My following article below was originally published by SERIOUS WONDER:
Guess what, readers? NASA wants to send cubes into space to help them explore, analyze, and extract resources from asteroids! No, I’m not talking about the Borg from Star Trek, though there is room for a potential hive mind. Similar to the Cubli, Assistant Professor Marco Pavone and his research team at Stanford University are developing automated spiked cubes which would allow them to traverse the microgravitational environment of asteroids.

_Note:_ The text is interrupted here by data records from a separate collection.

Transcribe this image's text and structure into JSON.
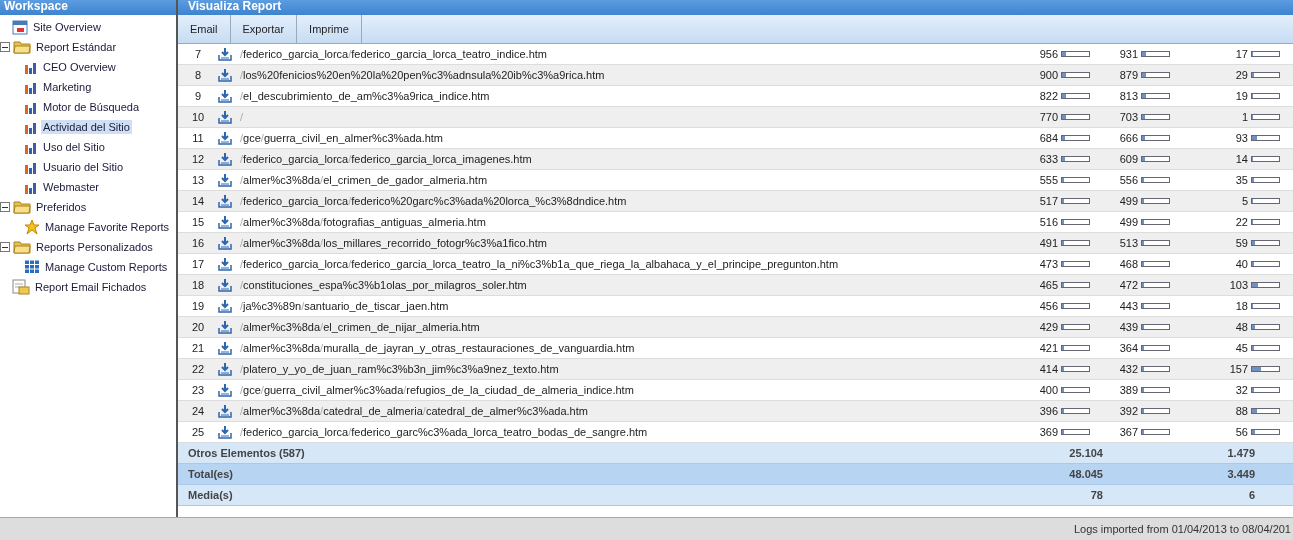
{
  "sidebar": {
    "title": "Workspace",
    "items": [
      {
        "label": "Site Overview",
        "kind": "calendar",
        "selected": false
      },
      {
        "label": "Report Estándar",
        "kind": "folder",
        "selected": false,
        "expanded": true,
        "children": [
          {
            "label": "CEO Overview",
            "kind": "chart",
            "selected": false
          },
          {
            "label": "Marketing",
            "kind": "chart",
            "selected": false
          },
          {
            "label": "Motor de Búsqueda",
            "kind": "chart",
            "selected": false
          },
          {
            "label": "Actividad del Sitio",
            "kind": "chart",
            "selected": true
          },
          {
            "label": "Uso del Sitio",
            "kind": "chart",
            "selected": false
          },
          {
            "label": "Usuario del Sitio",
            "kind": "chart",
            "selected": false
          },
          {
            "label": "Webmaster",
            "kind": "chart",
            "selected": false
          }
        ]
      },
      {
        "label": "Preferidos",
        "kind": "folder",
        "selected": false,
        "expanded": true,
        "children": [
          {
            "label": "Manage Favorite Reports",
            "kind": "star",
            "selected": false
          }
        ]
      },
      {
        "label": "Reports Personalizados",
        "kind": "folder",
        "selected": false,
        "expanded": true,
        "children": [
          {
            "label": "Manage Custom Reports",
            "kind": "grid",
            "selected": false
          }
        ]
      },
      {
        "label": "Report Email Fichados",
        "kind": "report",
        "selected": false
      }
    ]
  },
  "report": {
    "title": "Visualiza Report",
    "toolbar": [
      "Email",
      "Exportar",
      "Imprime"
    ],
    "rows": [
      {
        "rank": "7",
        "path": "/federico_garcia_lorca/federico_garcia_lorca_teatro_indice.htm",
        "values": [
          {
            "value": "956",
            "level": 0.16
          },
          {
            "value": "931",
            "level": 0.15
          },
          {
            "value": "17",
            "level": 0.04
          }
        ]
      },
      {
        "rank": "8",
        "path": "/los%20fenicios%20en%20la%20pen%c3%adnsula%20ib%c3%a9rica.htm",
        "values": [
          {
            "value": "900",
            "level": 0.15
          },
          {
            "value": "879",
            "level": 0.14
          },
          {
            "value": "29",
            "level": 0.06
          }
        ]
      },
      {
        "rank": "9",
        "path": "/el_descubrimiento_de_am%c3%a9rica_indice.htm",
        "values": [
          {
            "value": "822",
            "level": 0.14
          },
          {
            "value": "813",
            "level": 0.13
          },
          {
            "value": "19",
            "level": 0.04
          }
        ]
      },
      {
        "rank": "10",
        "path": "/",
        "values": [
          {
            "value": "770",
            "level": 0.13
          },
          {
            "value": "703",
            "level": 0.12
          },
          {
            "value": "1",
            "level": 0.02
          }
        ]
      },
      {
        "rank": "11",
        "path": "/gce/guerra_civil_en_almer%c3%ada.htm",
        "values": [
          {
            "value": "684",
            "level": 0.11
          },
          {
            "value": "666",
            "level": 0.11
          },
          {
            "value": "93",
            "level": 0.2
          }
        ]
      },
      {
        "rank": "12",
        "path": "/federico_garcia_lorca/federico_garcia_lorca_imagenes.htm",
        "values": [
          {
            "value": "633",
            "level": 0.1
          },
          {
            "value": "609",
            "level": 0.1
          },
          {
            "value": "14",
            "level": 0.03
          }
        ]
      },
      {
        "rank": "13",
        "path": "/almer%c3%8da/el_crimen_de_gador_almeria.htm",
        "values": [
          {
            "value": "555",
            "level": 0.09
          },
          {
            "value": "556",
            "level": 0.09
          },
          {
            "value": "35",
            "level": 0.07
          }
        ]
      },
      {
        "rank": "14",
        "path": "/federico_garcia_lorca/federico%20garc%c3%ada%20lorca_%c3%8dndice.htm",
        "values": [
          {
            "value": "517",
            "level": 0.08
          },
          {
            "value": "499",
            "level": 0.08
          },
          {
            "value": "5",
            "level": 0.01
          }
        ]
      },
      {
        "rank": "15",
        "path": "/almer%c3%8da/fotografias_antiguas_almeria.htm",
        "values": [
          {
            "value": "516",
            "level": 0.08
          },
          {
            "value": "499",
            "level": 0.08
          },
          {
            "value": "22",
            "level": 0.05
          }
        ]
      },
      {
        "rank": "16",
        "path": "/almer%c3%8da/los_millares_recorrido_fotogr%c3%a1fico.htm",
        "values": [
          {
            "value": "491",
            "level": 0.08
          },
          {
            "value": "513",
            "level": 0.08
          },
          {
            "value": "59",
            "level": 0.12
          }
        ]
      },
      {
        "rank": "17",
        "path": "/federico_garcia_lorca/federico_garcia_lorca_teatro_la_ni%c3%b1a_que_riega_la_albahaca_y_el_principe_pregunton.htm",
        "values": [
          {
            "value": "473",
            "level": 0.08
          },
          {
            "value": "468",
            "level": 0.08
          },
          {
            "value": "40",
            "level": 0.08
          }
        ]
      },
      {
        "rank": "18",
        "path": "/constituciones_espa%c3%b1olas_por_milagros_soler.htm",
        "values": [
          {
            "value": "465",
            "level": 0.08
          },
          {
            "value": "472",
            "level": 0.08
          },
          {
            "value": "103",
            "level": 0.22
          }
        ]
      },
      {
        "rank": "19",
        "path": "/ja%c3%89n/santuario_de_tiscar_jaen.htm",
        "values": [
          {
            "value": "456",
            "level": 0.07
          },
          {
            "value": "443",
            "level": 0.07
          },
          {
            "value": "18",
            "level": 0.04
          }
        ]
      },
      {
        "rank": "20",
        "path": "/almer%c3%8da/el_crimen_de_nijar_almeria.htm",
        "values": [
          {
            "value": "429",
            "level": 0.07
          },
          {
            "value": "439",
            "level": 0.07
          },
          {
            "value": "48",
            "level": 0.1
          }
        ]
      },
      {
        "rank": "21",
        "path": "/almer%c3%8da/muralla_de_jayran_y_otras_restauraciones_de_vanguardia.htm",
        "values": [
          {
            "value": "421",
            "level": 0.07
          },
          {
            "value": "364",
            "level": 0.06
          },
          {
            "value": "45",
            "level": 0.09
          }
        ]
      },
      {
        "rank": "22",
        "path": "/platero_y_yo_de_juan_ram%c3%b3n_jim%c3%a9nez_texto.htm",
        "values": [
          {
            "value": "414",
            "level": 0.07
          },
          {
            "value": "432",
            "level": 0.07
          },
          {
            "value": "157",
            "level": 0.33
          }
        ]
      },
      {
        "rank": "23",
        "path": "/gce/guerra_civil_almer%c3%ada/refugios_de_la_ciudad_de_almeria_indice.htm",
        "values": [
          {
            "value": "400",
            "level": 0.06
          },
          {
            "value": "389",
            "level": 0.06
          },
          {
            "value": "32",
            "level": 0.07
          }
        ]
      },
      {
        "rank": "24",
        "path": "/almer%c3%8da/catedral_de_almeria/catedral_de_almer%c3%ada.htm",
        "values": [
          {
            "value": "396",
            "level": 0.06
          },
          {
            "value": "392",
            "level": 0.06
          },
          {
            "value": "88",
            "level": 0.18
          }
        ]
      },
      {
        "rank": "25",
        "path": "/federico_garcia_lorca/federico_garc%c3%ada_lorca_teatro_bodas_de_sangre.htm",
        "values": [
          {
            "value": "369",
            "level": 0.06
          },
          {
            "value": "367",
            "level": 0.06
          },
          {
            "value": "56",
            "level": 0.12
          }
        ]
      }
    ],
    "summary": [
      {
        "label": "Otros Elementos (587)",
        "kind": "other",
        "column_1": "25.104",
        "column_3": "1.479"
      },
      {
        "label": "Total(es)",
        "kind": "total",
        "column_1": "48.045",
        "column_3": "3.449"
      },
      {
        "label": "Media(s)",
        "kind": "other",
        "column_1": "78",
        "column_3": "6"
      }
    ]
  },
  "status_bar": "Logs imported from 01/04/2013 to 08/04/201"
}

“Our architecture relies on the novel concept of spacecraft/rover hybrids, which are surface mobility platforms capable of achieving large surface coverage (by attitude-controlled (sic) hops, akin to spacecraft flight), fine mobility (by tumbling), and coarse instrument pointing (by changing orientation relative to the ground) in the low-gravity environments (micro-g to milli-g) of small bodies.” – Marco Pavone
Microgravity surfaces, like an asteroid, aren’t suitable for wheeled robots to travel across. The spiked cube hybrids addresses this problem by tumbling across the surface with the help of its flywheels. Without the need of propellant, the cube’s automated tumbling and jumping provides an advantageous potential to travel indefinitely, so long its means of energy input is self-sufficient, i.e. via photovoltaic panels.
NASA’s design concept of the hybrid cube takes on a minimalistic procedure of operations, making up only three internal flywheels which enclose the entire cube’s subsystem. This results in a much more affordable approach in automated space travel in microgravity areas within our Solar System – i.e. asteroids, comets, etc.
“A mother spacecraft would deploy over the surface of a small body one, or several, spacecraft/rover hybrids, which are small, multi-faceted enclosed robots with internal actuation and external spikes.” – Marco Pavone
NASA’s cube project is currently going through two different phases. In Phase I, which has been completed, Marco and his team had to show that the cube’s design concept had a substantial engineering basis to it. Phase II has two objectives: 1) advancing the cube’s mobility subsystem (localization, navigation and control) from TRL 2 to TRL 3.5 (TRL meaning Technology Readiness Levels), and 2) to study the cube’s engineering system to determine its level of power in traveling on microgravity surfaces. Mars’ moon Phobos was given as an example.
The innate urge to wander has been an advantageous facet of our species for millennia. With the help of advanced robotics and A.I., our already extended reach into the cosmos will soon become commonplace beyond fathomable measures. Soon man won’t be the only intelligent species traveling the universe, but subsequently those of our own creation.
With NASA’s cube hybrids, the prospect of a collective unit of spacefaring robots grows closer by the day. Imagine an automated collective traversing in sync beyond the confines of our own galaxy, operating in hive mind similar to the Borg, but instead with the goal in mind of mere exploration, study, and curiosity. Don’t believe that’s possible? Well, Harvard’s Kilobot swarm is set out to prove otherwise!